When the “something you already own” gift giving had run its course, we turned to making by hand whatever we gave. Most of my family is blessed with a creative streak thanks to parents who took the time to teach us how to sew and work with wood. Those years stuffed calico ducks, cookie mix, wooden planter boxes, stained glass and bird houses (out of hollow logs) appeared. Creative-ness was the word! It took on a life form that will long be remembered. To this day I still have one of those hollow log birdhouses. It has not only stood the test of time, but also reminds me of a great tradition of handmade gift giving and especially of the person who made the gift.
This Christmas as you consider the gifts you’ll give, be creative. Give generously of your time and talents. Your time is a valuable commodity that is often overlooked. However your time is needed by people with causes great and small. Your time is especially valuable to someone who is experiencing their first holiday after the loss of a loved one. Your time is valuable to that first grader who needs someone to read with them. Or, what about babysitting for that young couple with a new baby who have written off “date night” as a luxury?
Your talents, those qualities that seem quite ordinary to you, take on a special significance for others too. Perhaps you have a talent for cooking, sewing, painting or gardening that can be shared as a holiday gift. How cool would it be if you gave a “gift certificate” indicating you’d be willing to come and plant bulbs or a garden for someone! Equally cool would be a “gift certificate” stating you’ll help paint gutters in the spring.
And, if at all possible share some of your financial abundance. These gifts are the perfect size, don’t have to be wrapped and can extend beyond your four walls to assist someone else. Whatever the cause might be, from your Church . . . to the Rush County School Legacy Fund…to the Rush County Community Foundation …to United Way…to the Hospital Foundation - know that your gift will affect the lives of the recipients.

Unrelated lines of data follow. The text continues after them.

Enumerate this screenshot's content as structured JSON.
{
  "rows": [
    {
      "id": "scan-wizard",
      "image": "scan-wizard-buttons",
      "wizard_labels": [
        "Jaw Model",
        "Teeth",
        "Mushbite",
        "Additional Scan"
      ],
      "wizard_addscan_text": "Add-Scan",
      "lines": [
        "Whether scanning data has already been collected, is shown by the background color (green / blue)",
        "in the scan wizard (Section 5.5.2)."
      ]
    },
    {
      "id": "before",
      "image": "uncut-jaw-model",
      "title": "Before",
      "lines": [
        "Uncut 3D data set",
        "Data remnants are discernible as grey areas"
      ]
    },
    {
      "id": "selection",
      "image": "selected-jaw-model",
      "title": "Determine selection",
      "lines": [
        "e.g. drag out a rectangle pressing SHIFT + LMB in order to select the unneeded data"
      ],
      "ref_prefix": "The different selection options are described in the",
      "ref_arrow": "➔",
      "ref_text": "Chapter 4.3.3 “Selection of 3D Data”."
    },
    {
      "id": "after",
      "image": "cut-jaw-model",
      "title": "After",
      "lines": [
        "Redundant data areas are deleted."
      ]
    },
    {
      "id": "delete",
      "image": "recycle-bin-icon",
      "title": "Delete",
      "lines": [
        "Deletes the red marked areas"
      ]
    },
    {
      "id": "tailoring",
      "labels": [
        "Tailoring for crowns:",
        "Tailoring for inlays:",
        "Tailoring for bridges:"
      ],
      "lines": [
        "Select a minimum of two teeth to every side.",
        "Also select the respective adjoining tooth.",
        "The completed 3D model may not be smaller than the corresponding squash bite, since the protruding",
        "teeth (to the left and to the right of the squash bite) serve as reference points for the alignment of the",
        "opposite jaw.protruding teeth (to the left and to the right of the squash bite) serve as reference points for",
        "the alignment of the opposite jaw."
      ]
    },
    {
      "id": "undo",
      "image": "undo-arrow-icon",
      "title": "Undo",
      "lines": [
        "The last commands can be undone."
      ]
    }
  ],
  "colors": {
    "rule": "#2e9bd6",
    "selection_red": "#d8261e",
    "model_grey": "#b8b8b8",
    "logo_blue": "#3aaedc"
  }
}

Best Wishes as you prepare for Christmas and thank you for the many gifts you share.